Data records for software interfaces
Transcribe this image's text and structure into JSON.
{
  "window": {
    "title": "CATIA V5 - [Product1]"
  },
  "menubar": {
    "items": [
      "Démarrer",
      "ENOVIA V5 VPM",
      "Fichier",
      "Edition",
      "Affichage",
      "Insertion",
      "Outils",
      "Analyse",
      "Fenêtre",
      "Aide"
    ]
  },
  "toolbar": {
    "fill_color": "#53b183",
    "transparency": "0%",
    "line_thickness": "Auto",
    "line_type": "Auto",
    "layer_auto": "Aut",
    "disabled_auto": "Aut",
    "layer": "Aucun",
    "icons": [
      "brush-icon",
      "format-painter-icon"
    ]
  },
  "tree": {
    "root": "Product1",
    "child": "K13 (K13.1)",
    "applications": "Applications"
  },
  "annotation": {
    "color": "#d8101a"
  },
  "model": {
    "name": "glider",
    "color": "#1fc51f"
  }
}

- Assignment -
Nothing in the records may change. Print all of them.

- Expected answer -
Transcribe this image's text and structure into JSON.
{
  "window": {
    "title": "CATIA V5 - [Product1]"
  },
  "menubar": {
    "items": [
      "Démarrer",
      "ENOVIA V5 VPM",
      "Fichier",
      "Edition",
      "Affichage",
      "Insertion",
      "Outils",
      "Analyse",
      "Fenêtre",
      "Aide"
    ]
  },
  "toolbar": {
    "fill_color": "#53b183",
    "transparency": "0%",
    "line_thickness": "Auto",
    "line_type": "Auto",
    "layer_auto": "Aut",
    "disabled_auto": "Aut",
    "layer": "Aucun",
    "icons": [
      "brush-icon",
      "format-painter-icon"
    ]
  },
  "tree": {
    "root": "Product1",
    "child": "K13 (K13.1)",
    "applications": "Applications"
  },
  "annotation": {
    "color": "#d8101a"
  },
  "model": {
    "name": "glider",
    "color": "#1fc51f"
  }
}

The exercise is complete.